■ Element data from apps and pages:
"""
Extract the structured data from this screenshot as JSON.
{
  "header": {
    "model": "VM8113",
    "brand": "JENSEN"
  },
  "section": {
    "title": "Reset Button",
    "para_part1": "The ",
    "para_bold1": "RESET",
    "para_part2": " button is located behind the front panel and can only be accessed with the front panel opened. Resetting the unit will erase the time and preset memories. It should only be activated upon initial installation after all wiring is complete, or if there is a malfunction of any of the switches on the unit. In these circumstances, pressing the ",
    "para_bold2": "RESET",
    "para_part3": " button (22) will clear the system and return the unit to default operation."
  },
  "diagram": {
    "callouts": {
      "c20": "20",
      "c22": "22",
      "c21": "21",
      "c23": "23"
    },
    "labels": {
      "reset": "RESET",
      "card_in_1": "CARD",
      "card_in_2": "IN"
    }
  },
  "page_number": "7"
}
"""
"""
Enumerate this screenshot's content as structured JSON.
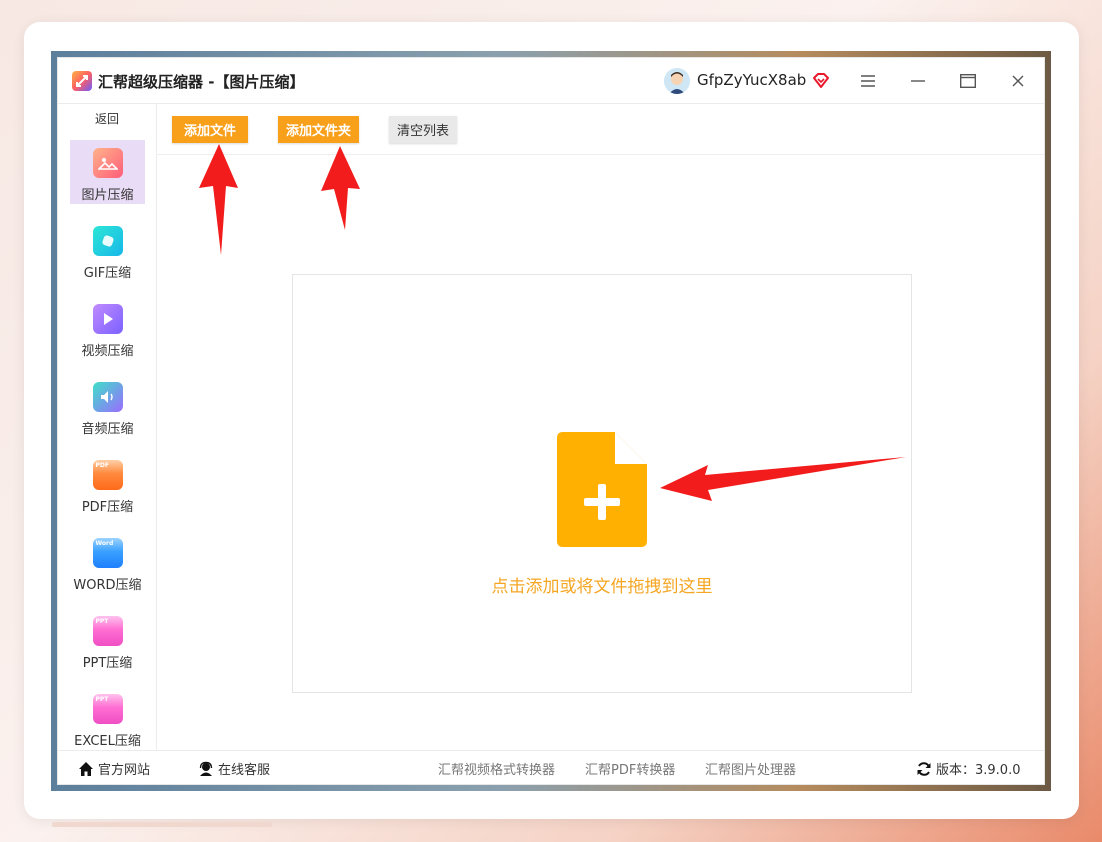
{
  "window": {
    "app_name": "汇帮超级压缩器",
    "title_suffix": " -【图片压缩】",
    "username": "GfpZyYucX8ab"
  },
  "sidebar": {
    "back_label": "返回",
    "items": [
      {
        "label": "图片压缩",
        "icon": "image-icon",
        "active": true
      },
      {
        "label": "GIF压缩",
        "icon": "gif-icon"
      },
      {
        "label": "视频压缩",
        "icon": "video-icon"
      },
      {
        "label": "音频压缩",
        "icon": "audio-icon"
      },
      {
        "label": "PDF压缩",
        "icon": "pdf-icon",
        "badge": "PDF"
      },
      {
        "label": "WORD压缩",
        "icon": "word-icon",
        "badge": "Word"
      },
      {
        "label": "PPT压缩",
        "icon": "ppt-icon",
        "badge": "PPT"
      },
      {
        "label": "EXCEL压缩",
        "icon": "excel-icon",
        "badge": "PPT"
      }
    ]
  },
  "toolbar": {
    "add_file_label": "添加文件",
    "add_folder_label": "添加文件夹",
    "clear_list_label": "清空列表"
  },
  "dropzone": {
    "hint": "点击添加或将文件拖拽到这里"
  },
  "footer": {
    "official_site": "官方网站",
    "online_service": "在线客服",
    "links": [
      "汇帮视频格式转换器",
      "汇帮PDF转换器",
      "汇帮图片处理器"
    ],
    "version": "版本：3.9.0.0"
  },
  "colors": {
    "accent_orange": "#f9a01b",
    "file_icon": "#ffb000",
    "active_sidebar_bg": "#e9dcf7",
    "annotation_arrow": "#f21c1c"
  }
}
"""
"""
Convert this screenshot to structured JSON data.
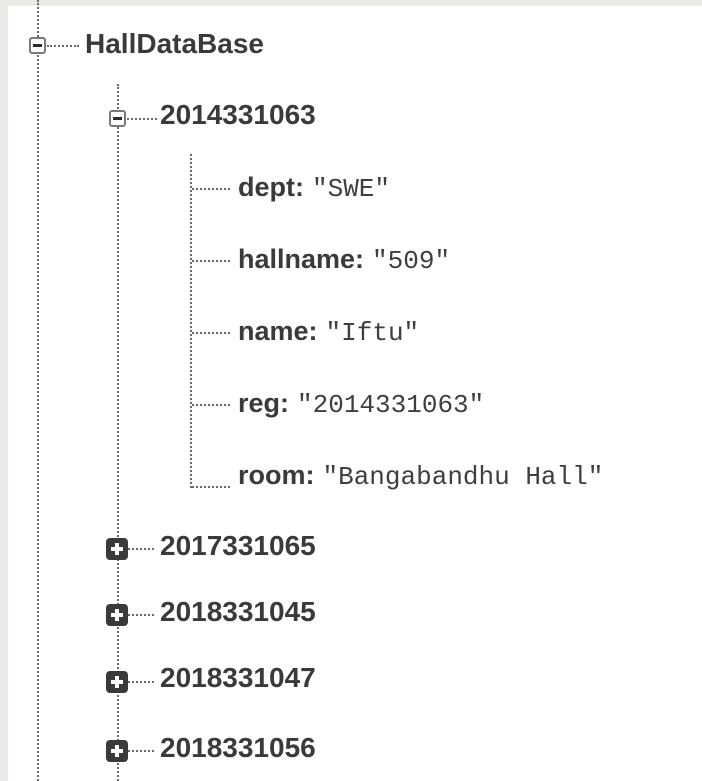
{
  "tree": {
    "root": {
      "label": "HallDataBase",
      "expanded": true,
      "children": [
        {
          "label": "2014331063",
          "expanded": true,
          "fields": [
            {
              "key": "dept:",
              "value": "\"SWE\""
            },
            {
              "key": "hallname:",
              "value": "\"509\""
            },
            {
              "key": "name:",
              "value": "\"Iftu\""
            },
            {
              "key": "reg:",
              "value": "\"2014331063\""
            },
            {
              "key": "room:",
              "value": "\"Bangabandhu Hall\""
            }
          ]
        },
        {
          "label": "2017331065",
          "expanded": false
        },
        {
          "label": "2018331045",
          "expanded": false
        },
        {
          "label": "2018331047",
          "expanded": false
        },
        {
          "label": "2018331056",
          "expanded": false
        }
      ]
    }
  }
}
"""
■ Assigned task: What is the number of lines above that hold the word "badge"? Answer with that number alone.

■ Response area: 4